CF affects many organs, primarily the lungs and those responsible for digestion. In CF there is a problem with the protein that controls the movement of salt and water in and out of the cells. Salt plays an important part in thinning out mucus in the body. Due to a lack of salt in the cells of someone with CF, mucus becomes thick and sticky. It then builds up in organs, including the lungs and pancreas. This mucus clogs the tiny air passages in the lungs and traps bacteria. Repeated infections and blockages can cause irreversible lung damage and death.

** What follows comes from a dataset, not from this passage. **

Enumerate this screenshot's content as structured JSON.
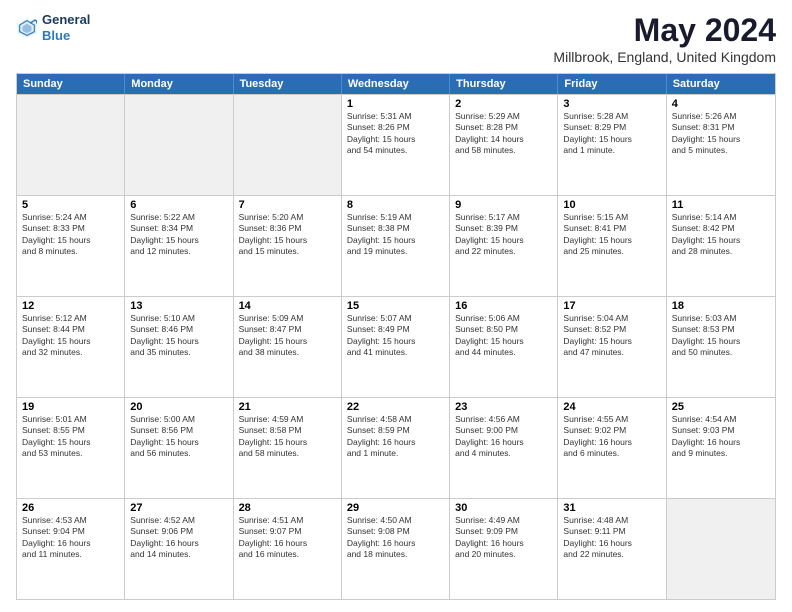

The median age of death in Australia is just 27. The life expectancy for a baby born with the disease today is 37. Medical advances are likely to result in a major increase to these figures but the researchers need funding to make that happen. For more information on what Cystic Fibrosis is click here.